Write the data out again, character for character, with no images.

DATASET ENTRIES: Begin

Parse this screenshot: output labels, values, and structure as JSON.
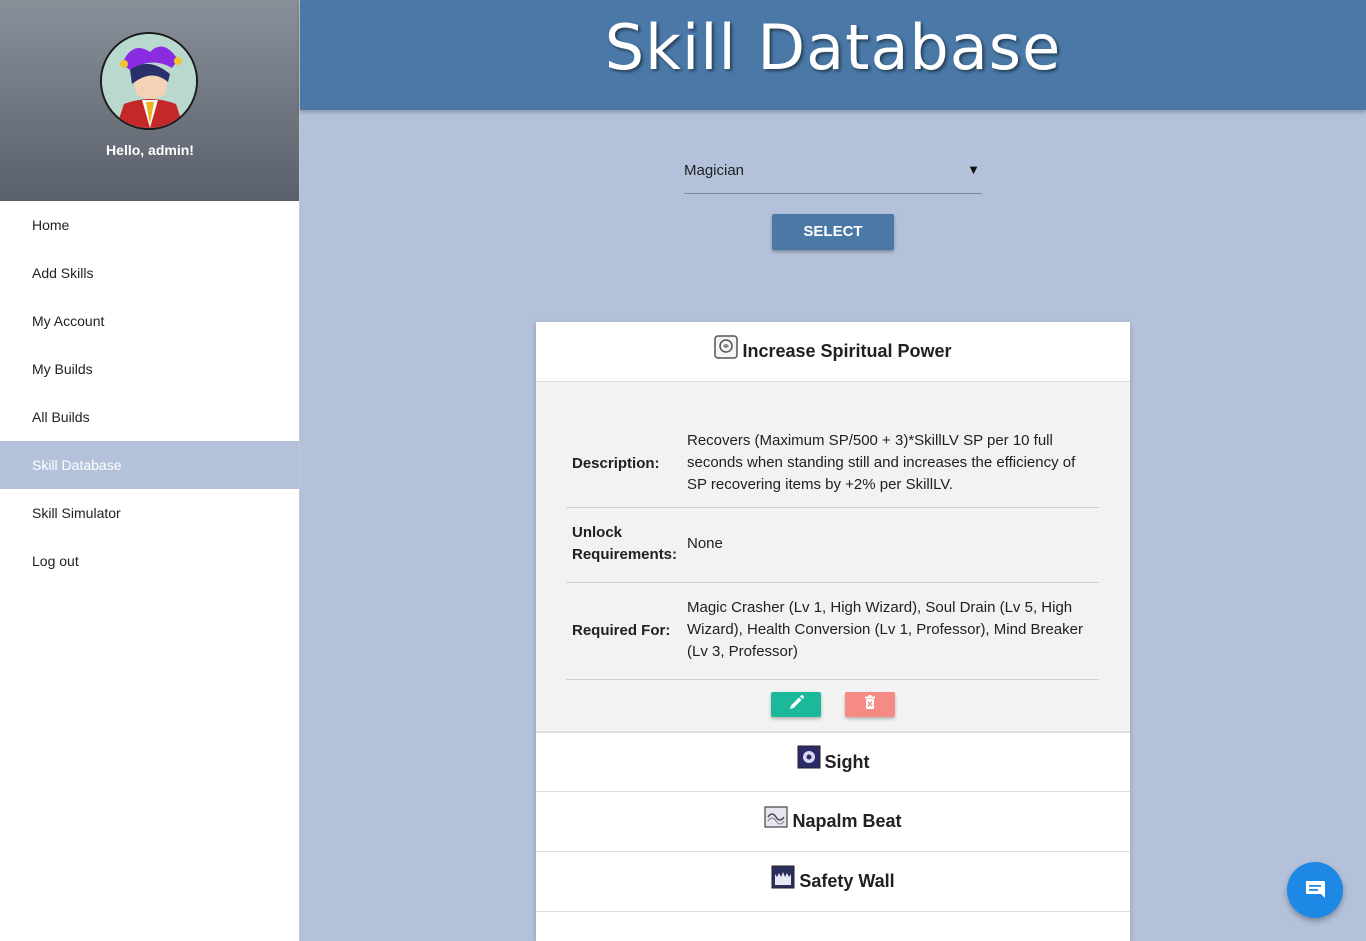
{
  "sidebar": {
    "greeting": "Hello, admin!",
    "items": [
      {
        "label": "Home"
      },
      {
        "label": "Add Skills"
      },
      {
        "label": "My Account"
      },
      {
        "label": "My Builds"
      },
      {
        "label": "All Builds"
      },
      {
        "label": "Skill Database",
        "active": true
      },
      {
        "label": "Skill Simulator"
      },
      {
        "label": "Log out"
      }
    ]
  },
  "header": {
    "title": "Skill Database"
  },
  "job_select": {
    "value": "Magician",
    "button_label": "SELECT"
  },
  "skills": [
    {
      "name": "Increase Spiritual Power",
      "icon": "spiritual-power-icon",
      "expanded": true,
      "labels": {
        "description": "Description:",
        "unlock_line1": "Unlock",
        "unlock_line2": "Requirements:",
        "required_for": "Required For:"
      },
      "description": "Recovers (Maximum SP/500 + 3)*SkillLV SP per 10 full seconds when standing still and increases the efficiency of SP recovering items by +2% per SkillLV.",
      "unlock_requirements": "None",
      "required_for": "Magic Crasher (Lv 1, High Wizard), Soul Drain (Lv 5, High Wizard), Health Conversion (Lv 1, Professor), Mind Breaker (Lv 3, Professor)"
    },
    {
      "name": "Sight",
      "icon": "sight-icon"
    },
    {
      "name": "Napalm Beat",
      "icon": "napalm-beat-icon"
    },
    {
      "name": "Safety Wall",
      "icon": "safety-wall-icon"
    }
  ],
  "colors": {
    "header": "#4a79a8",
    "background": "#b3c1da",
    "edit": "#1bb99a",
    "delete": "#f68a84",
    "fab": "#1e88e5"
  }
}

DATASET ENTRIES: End

TASK RESPONSE
Parse this screenshot: output labels, values, and structure as JSON.
{
  "sidebar": {
    "greeting": "Hello, admin!",
    "items": [
      {
        "label": "Home"
      },
      {
        "label": "Add Skills"
      },
      {
        "label": "My Account"
      },
      {
        "label": "My Builds"
      },
      {
        "label": "All Builds"
      },
      {
        "label": "Skill Database",
        "active": true
      },
      {
        "label": "Skill Simulator"
      },
      {
        "label": "Log out"
      }
    ]
  },
  "header": {
    "title": "Skill Database"
  },
  "job_select": {
    "value": "Magician",
    "button_label": "SELECT"
  },
  "skills": [
    {
      "name": "Increase Spiritual Power",
      "icon": "spiritual-power-icon",
      "expanded": true,
      "labels": {
        "description": "Description:",
        "unlock_line1": "Unlock",
        "unlock_line2": "Requirements:",
        "required_for": "Required For:"
      },
      "description": "Recovers (Maximum SP/500 + 3)*SkillLV SP per 10 full seconds when standing still and increases the efficiency of SP recovering items by +2% per SkillLV.",
      "unlock_requirements": "None",
      "required_for": "Magic Crasher (Lv 1, High Wizard), Soul Drain (Lv 5, High Wizard), Health Conversion (Lv 1, Professor), Mind Breaker (Lv 3, Professor)"
    },
    {
      "name": "Sight",
      "icon": "sight-icon"
    },
    {
      "name": "Napalm Beat",
      "icon": "napalm-beat-icon"
    },
    {
      "name": "Safety Wall",
      "icon": "safety-wall-icon"
    }
  ],
  "colors": {
    "header": "#4a79a8",
    "background": "#b3c1da",
    "edit": "#1bb99a",
    "delete": "#f68a84",
    "fab": "#1e88e5"
  }
}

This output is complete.